It’s not easy to talk about mental illness with elderly loved ones who are suffering from mental health issues. Chances are, you’ll offend them or upset them unintentionally. As a caregiver, it’s not an excuse if you didn’t mean to make your patients react violently with your actions because it’s your duty to know the right way to approach them. Ignorance is not a claimable reason to absolve you from the consequences of the problems you’ve caused.
Reports say that between 14-20% of the entire senior’s population suffers from one or more mental health issues which include dementia, depression, and other problems caused by substance abused. While both the natural physical and cognitive impairments result from aging, psychological issues can also impose danger on an elderly’s health and place stress to family members. So what could caregivers, like you, do to address the issues?
Senior Mood Disorders Treatment
Some seniors don’t accept assistance and treatment because of health denial. They don’t accept the obvious fact that they are mentally ill and in most cases, they never want to bring up the topic of them having mental disorders. They thought it was all part of aging, which is inevitable to happen. True enough, however, it is per advised by health experts to provide them with professional help if behavioral and mood changes show up.

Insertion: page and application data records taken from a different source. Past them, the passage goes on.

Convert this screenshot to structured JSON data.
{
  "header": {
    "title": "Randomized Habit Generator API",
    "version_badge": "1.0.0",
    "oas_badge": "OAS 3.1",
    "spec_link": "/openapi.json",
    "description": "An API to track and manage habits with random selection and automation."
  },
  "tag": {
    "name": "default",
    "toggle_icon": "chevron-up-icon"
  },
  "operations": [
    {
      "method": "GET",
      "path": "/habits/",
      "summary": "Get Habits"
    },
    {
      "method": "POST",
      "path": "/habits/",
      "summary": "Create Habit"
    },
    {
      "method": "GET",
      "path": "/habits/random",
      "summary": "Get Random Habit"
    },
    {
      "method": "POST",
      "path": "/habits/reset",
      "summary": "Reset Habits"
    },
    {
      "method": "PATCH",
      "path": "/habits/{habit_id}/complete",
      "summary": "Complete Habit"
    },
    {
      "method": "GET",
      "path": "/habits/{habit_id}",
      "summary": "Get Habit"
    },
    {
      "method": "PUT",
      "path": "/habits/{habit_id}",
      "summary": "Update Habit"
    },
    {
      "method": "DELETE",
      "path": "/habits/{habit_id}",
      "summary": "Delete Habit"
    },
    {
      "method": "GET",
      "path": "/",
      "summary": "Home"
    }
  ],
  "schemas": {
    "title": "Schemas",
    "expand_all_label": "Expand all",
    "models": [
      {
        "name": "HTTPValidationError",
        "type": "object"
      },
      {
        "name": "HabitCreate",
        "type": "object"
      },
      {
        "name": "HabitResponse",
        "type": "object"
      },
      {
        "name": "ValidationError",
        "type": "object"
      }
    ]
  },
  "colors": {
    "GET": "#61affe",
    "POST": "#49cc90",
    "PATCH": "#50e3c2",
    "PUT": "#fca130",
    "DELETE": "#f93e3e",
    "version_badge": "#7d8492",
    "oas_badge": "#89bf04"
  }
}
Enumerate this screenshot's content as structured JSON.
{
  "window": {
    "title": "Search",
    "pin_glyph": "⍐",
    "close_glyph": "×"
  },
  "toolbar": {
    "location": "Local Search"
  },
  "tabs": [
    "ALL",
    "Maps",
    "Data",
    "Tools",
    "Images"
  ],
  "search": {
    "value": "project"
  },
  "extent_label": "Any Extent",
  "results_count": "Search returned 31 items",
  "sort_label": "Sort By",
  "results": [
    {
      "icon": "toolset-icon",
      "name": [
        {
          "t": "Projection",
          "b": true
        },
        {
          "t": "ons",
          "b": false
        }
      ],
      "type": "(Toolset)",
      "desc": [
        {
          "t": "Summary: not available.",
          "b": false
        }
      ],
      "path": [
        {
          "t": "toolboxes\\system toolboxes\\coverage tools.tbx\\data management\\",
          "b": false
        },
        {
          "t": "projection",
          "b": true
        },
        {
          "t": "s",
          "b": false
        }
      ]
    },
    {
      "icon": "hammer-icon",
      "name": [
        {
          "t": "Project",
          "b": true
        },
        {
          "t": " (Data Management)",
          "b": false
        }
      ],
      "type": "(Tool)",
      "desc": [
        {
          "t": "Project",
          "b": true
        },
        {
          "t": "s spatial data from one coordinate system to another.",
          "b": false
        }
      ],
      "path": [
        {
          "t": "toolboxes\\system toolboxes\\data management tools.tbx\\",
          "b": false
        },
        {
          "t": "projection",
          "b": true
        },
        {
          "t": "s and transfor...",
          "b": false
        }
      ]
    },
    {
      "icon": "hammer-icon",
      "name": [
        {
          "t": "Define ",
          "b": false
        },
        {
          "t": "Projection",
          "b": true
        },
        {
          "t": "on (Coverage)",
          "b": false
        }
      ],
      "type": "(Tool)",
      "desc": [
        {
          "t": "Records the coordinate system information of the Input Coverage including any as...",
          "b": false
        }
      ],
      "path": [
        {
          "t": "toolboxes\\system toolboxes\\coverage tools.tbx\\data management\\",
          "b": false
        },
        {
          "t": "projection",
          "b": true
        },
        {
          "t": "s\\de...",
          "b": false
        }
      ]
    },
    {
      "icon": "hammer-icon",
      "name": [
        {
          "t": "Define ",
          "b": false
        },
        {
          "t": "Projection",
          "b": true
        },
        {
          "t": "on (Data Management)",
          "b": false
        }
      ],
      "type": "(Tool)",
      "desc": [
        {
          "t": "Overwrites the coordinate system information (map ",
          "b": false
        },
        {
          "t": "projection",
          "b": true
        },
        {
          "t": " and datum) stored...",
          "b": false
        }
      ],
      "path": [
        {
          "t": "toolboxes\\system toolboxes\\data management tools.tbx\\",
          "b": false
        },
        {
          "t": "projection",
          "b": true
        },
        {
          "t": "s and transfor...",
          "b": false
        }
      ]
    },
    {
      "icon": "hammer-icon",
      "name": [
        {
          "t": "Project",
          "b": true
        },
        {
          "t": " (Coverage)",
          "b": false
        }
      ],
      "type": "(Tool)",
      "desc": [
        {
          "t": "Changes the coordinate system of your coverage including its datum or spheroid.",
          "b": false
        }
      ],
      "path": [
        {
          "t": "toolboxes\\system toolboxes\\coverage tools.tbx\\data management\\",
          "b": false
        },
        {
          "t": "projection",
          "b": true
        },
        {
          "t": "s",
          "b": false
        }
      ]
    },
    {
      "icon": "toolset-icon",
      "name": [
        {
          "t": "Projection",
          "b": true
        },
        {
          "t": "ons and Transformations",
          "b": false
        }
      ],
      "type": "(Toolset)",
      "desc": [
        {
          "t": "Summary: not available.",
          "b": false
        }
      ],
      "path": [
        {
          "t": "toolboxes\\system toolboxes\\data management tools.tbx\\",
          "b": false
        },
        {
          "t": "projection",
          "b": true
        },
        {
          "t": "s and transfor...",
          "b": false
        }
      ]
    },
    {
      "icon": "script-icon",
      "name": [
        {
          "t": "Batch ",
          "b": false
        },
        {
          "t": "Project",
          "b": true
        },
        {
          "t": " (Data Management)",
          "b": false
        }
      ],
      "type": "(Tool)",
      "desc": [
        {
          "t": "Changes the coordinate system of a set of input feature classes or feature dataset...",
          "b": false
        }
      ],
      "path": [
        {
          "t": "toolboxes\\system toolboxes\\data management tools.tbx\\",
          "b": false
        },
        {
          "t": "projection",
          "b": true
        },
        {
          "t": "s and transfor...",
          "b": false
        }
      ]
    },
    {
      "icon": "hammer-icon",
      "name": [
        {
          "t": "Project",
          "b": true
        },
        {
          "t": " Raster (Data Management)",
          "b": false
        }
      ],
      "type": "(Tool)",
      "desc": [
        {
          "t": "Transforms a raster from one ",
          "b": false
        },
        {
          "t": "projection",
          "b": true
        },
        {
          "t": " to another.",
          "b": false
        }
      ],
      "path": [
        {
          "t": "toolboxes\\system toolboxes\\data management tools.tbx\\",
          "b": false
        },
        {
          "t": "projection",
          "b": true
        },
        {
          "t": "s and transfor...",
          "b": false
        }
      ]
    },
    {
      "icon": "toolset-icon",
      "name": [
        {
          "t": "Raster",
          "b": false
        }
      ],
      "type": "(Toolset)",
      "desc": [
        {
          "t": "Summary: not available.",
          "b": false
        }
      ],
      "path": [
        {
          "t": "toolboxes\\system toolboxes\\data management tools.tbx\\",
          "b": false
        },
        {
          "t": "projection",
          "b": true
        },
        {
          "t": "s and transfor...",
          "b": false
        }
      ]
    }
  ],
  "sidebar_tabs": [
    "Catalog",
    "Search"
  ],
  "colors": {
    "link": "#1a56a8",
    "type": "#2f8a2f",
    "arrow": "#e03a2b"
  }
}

If elderly patients don’t acknowledge their disorder, focus on the symptoms instead. This works well to encourage them to schedule a doctor’s visit. Through right diagnosis and proper treatment, you may slow down the symptoms while at the same time; avoid any lucid communications with them.
Expect that handling elderly patients is emotionally taxing. Being said that, make ways to seek out resources and support for yourself. Ask health professional motivation or attend support groups to gain strength and motivation to outperform the emotional attack.
Best Conversational Strategies
If it becomes too difficult to convince your elderly loved ones to undergo a home care, here are conversational strategies to let them do so, and further inform them the need to take additional senior care.
- Ensure consistency in medication. Facing a mental disorder is a tough situation among elderly patients. Every effort, even the lowest type of medication can help slow down anxiety build up.
- Discuss on a calm situation. Any time is not an ideal time to discuss such a sensitive topic. The best way is to find time when both of you are calm and are ready to listen. And on the discussion, explain the needs, stress and benefits this will incur you both, and as always, don’t forget to compromise.
- Resist emotional outbursts. An elderly can be strident in a sudden way so when this happens, take resistance to emotional outbursts. It will only increase anxiety which might lead to a communication shut down.
- If the first attempt fails, try again. There’s no guarantee you’ll be able to convince your patient at your first attempt, but it doesn’t mean you give up. If you become emotional and if the conversation went wrong, take a break and choose another great time to discuss it calmly with your patient.
- Get the paperwork done, if badly needed. When the patient becomes life-threatening to his/her own self, discussion might no longer be the best solution. If the patient is under your care, it’s right to acquire a medical power of attorney so they can make the final decision in your stead. There are some types of mental disorders that pose great danger. One case is bipolar.